Find out what the highlights of the insolvency and restructuring year were as selected by the ICAS insolvency team.
2016 saw several significant developments for those working in insolvency and restructuring. Here are some of the most momentous highlights from the year.
1. New legislation
Over 30 years of bankruptcy legislation in Scotland was brought into the Bankruptcy (Scotland) Act 2016 which took effect from 30 November 2016.
After a long wait, the Insolvency (England & Wales) Rules 2016 were finally laid in Parliament during October 2016 and signalled the start of a significant period of work to prepare for their commencement on 6 April 2017. Work started on preparing modernised corporate insolvency rules for Scotland.
2. Pensions safe from bankruptcy
In October, The Court of Appeal issued their judgement in the case of Horton v Henry, clarifying that Trustees cannot access undrawn pension pots and bring them into the bankrupt estate for the benefit of creditors.
3. PPI belongs to the debtor after discharge – or does it?
In July, Lord Jones issued his judgement in the case of Dooneen Ltd & Othrs v Mond declaring in effect that once a trustee under a trust deed obtains his discharge that any assets remaining unrealised (which would include an unknown PPI claim) are reconveyed to the debtor. While this seemed to confirm what many in the profession understood to be the case, the judgement was appealed to the Inner House of the Court of Session who upheld the original judgement. Subsequently, permission to appeal to the Supreme Court was sought but not granted by the Court of Session and it is understood that permission to appeal has been sought directly from the Supreme Court. We wait further developments during 2017.
4. Company Director Conduct Reporting
Changes to director conduct reporting came into effect on 6 April 2016. The period to submit Director conduct reports reduced from 6 months to 3 months of the relevant insolvency date. The method of submitting the report to the Insolvency Service also changed with the introduction of the Insolvency Service portal where the case is under England & Wales or Scottish legislation. Where the case is under Northern Ireland legislation there is a new form (DCR) to be completed and emailed to the Insolvency Service, DETI.
5. Changes to tax treatment of capital distributions in winding up
The Finance Act 2016 brought some significant changes to the tax implications of Members’ Voluntary Liquidations.

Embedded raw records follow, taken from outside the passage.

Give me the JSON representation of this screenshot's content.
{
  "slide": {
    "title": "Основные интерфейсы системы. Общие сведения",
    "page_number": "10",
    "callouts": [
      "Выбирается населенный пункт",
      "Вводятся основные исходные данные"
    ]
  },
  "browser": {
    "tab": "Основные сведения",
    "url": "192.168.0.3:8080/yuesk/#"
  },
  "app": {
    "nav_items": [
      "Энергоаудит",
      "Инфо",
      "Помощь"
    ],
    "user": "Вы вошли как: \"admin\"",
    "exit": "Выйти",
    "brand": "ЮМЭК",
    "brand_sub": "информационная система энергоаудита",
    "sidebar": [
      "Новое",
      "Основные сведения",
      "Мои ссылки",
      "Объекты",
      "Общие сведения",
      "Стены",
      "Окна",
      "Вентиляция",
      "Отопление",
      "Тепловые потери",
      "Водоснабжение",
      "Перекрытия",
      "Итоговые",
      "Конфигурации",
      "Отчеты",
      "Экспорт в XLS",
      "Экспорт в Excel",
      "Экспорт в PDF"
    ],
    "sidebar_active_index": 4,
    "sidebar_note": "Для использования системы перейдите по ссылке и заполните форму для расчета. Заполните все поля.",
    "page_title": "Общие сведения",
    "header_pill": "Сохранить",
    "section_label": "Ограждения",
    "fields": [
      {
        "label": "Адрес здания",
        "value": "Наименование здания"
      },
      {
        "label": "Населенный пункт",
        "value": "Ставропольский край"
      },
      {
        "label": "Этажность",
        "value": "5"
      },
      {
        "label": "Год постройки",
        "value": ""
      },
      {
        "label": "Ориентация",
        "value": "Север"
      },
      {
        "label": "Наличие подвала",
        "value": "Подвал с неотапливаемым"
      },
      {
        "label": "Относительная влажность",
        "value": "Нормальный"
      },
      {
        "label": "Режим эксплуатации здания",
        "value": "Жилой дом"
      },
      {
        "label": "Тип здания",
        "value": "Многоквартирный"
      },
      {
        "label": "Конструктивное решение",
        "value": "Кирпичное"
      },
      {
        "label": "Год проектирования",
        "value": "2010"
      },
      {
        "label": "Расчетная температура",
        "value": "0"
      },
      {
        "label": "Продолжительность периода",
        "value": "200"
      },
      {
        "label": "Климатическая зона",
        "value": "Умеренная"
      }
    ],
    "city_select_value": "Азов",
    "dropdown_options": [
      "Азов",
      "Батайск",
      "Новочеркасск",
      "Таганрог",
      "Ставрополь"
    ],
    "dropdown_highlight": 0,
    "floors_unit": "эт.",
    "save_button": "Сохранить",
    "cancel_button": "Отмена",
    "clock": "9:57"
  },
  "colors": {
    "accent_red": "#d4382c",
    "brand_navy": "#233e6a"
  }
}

The UK High Street changed when BHS went from CVA, to administration and liquidation all in the space of a few months. The intense scrutiny that followed from politicians to the man in the pub brought insolvency back as a general talking point. Employee treatment, pension deficits, the involvement of advisors and director misconduct all got aired. The fallout from this single failure can be expected to influence the profession in years to come.
Third Parties (Rights Against Insurers) Act 2010 came into effect on 1 August 2016 and amended how insured claims against an insolvent person or entity may be pursued.
The Insurance Act 2015 came into effect on 12 August 2016 and again brought with it implications for anyone arranging insurance policies as a consequence of an insolvency appointment.
8. Insolvency news goes digital
May 2016 saw the final printed edition of the ICAS publication ‘Impecunias’ and the launch of our digital communications channels to bring more news, more often and more timely. Our content increased from around 20 articles per year to over 70, around 500 tweets and over 300 LinkedIn posts.
9. ICAS as Regulator of choice
10. Increased resources
As well as providing updated case checklists arising from legislative changes, ICAS also published 10 tips to keep your practice going through incapacity, a guide to Starting in Practice as an IP, free access to checklists and templates for anti-money laundering and monthly Insolvency Technical Updates